(Data about app and page elements)
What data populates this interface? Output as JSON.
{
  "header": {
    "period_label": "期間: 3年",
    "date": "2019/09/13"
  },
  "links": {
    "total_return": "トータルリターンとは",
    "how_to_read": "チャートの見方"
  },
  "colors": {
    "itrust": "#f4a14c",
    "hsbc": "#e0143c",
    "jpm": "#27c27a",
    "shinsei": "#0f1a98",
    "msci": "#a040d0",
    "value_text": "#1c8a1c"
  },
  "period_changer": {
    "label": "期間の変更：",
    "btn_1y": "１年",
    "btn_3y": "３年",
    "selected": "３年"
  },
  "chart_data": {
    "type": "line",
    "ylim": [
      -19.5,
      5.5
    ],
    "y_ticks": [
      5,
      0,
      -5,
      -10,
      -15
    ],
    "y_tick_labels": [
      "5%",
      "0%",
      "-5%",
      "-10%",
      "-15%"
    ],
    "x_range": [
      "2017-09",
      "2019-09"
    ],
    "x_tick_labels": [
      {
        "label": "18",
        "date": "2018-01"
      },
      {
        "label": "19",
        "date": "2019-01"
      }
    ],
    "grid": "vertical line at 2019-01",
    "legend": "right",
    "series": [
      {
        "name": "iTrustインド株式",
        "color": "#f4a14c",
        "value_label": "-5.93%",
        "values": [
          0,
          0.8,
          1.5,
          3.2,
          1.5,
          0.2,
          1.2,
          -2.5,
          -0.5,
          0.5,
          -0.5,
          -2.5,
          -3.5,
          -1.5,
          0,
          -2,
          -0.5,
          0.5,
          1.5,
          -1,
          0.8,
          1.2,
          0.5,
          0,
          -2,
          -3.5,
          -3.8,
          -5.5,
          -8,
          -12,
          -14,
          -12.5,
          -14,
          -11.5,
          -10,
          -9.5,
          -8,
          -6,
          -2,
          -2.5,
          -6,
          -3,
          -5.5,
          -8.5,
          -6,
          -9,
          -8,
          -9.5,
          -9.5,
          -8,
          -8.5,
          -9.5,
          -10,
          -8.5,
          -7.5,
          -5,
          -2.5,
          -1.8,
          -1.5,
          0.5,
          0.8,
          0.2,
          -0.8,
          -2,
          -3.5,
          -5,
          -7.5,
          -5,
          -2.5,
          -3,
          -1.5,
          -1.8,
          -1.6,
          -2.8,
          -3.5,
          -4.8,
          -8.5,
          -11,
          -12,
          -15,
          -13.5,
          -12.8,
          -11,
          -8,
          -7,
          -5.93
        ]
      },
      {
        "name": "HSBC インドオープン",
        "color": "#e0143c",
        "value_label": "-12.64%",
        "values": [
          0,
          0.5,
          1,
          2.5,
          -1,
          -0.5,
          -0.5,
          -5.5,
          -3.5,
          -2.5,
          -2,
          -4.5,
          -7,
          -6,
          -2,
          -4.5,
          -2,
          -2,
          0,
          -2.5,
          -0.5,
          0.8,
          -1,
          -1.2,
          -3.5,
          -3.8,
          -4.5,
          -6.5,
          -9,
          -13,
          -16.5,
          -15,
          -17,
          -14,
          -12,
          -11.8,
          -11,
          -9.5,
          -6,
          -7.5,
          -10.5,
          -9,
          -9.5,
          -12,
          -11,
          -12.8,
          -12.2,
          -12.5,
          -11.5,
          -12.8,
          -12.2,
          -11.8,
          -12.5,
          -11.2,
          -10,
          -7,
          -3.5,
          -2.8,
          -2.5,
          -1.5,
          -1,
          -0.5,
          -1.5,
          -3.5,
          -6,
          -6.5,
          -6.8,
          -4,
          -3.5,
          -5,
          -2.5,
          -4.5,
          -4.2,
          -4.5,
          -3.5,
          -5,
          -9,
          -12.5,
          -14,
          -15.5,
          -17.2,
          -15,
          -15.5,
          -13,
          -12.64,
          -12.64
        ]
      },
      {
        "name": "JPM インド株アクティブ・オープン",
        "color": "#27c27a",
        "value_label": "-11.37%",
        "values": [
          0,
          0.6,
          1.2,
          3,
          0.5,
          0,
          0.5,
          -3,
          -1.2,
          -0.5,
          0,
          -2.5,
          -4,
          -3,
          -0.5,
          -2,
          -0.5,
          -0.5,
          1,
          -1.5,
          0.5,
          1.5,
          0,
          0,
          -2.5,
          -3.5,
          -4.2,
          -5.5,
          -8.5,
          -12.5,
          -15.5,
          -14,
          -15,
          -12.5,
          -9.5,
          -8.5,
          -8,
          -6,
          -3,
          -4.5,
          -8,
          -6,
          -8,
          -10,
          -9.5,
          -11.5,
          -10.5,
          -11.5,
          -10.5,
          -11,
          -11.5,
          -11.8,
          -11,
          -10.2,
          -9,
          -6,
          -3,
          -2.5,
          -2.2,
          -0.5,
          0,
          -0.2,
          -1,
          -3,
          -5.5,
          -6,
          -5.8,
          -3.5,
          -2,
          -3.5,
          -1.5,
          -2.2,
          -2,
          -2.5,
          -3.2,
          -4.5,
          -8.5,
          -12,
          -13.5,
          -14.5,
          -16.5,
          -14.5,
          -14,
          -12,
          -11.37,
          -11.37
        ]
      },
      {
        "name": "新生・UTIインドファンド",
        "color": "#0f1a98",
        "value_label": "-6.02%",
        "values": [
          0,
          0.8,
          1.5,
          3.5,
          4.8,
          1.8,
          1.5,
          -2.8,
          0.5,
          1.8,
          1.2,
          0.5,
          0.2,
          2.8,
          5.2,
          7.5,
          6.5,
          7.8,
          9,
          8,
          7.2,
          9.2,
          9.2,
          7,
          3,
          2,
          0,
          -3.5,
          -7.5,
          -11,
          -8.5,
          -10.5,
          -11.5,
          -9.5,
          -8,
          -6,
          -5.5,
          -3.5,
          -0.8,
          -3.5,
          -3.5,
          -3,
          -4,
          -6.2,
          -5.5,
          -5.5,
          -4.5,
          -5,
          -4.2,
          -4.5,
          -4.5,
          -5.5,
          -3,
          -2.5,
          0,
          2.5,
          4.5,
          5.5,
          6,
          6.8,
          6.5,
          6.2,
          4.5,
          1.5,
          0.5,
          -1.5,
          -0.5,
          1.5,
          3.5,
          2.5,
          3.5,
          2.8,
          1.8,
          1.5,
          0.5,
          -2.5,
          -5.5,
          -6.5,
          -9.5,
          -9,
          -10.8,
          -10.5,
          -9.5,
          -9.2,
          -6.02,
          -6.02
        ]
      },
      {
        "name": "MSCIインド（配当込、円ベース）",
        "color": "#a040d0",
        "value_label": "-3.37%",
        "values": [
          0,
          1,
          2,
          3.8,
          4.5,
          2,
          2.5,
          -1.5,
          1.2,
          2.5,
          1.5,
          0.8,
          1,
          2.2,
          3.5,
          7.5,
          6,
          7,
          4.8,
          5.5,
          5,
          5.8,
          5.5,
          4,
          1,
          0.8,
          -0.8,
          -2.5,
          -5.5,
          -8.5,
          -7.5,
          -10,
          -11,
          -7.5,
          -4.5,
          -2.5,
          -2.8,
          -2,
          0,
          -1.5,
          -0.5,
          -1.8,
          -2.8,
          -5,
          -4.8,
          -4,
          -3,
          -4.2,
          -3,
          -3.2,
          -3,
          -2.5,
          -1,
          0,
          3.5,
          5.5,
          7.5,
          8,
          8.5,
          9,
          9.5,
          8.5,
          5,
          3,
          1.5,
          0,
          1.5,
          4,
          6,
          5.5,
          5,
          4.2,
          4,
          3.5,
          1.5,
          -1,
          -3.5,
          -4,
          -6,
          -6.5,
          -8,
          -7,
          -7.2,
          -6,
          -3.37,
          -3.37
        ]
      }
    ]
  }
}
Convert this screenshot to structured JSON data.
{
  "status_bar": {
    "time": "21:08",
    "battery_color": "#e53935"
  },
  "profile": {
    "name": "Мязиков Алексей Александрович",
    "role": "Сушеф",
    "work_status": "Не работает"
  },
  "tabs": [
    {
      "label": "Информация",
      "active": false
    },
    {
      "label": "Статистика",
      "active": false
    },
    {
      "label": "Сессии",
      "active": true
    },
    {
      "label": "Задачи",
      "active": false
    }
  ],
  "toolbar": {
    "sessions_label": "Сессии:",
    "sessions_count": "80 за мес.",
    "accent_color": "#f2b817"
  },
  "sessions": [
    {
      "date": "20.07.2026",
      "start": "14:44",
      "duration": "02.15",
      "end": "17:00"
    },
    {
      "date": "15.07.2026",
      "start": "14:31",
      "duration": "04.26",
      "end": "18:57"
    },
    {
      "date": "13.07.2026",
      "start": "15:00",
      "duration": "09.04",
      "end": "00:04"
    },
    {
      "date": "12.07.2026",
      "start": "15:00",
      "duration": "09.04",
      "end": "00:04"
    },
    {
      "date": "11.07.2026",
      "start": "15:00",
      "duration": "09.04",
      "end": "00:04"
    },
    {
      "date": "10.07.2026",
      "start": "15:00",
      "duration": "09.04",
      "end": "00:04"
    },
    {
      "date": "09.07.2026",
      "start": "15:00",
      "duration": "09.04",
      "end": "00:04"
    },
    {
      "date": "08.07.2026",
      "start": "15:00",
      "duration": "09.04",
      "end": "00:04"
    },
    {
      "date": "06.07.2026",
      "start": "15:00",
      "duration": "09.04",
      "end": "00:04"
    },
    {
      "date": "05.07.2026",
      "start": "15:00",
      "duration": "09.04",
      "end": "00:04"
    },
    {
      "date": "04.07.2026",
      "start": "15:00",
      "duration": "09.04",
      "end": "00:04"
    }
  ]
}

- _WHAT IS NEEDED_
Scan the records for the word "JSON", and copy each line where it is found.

- _RESPONSE BOX_
What data populates this interface? Output as JSON.
Convert this screenshot to structured JSON data.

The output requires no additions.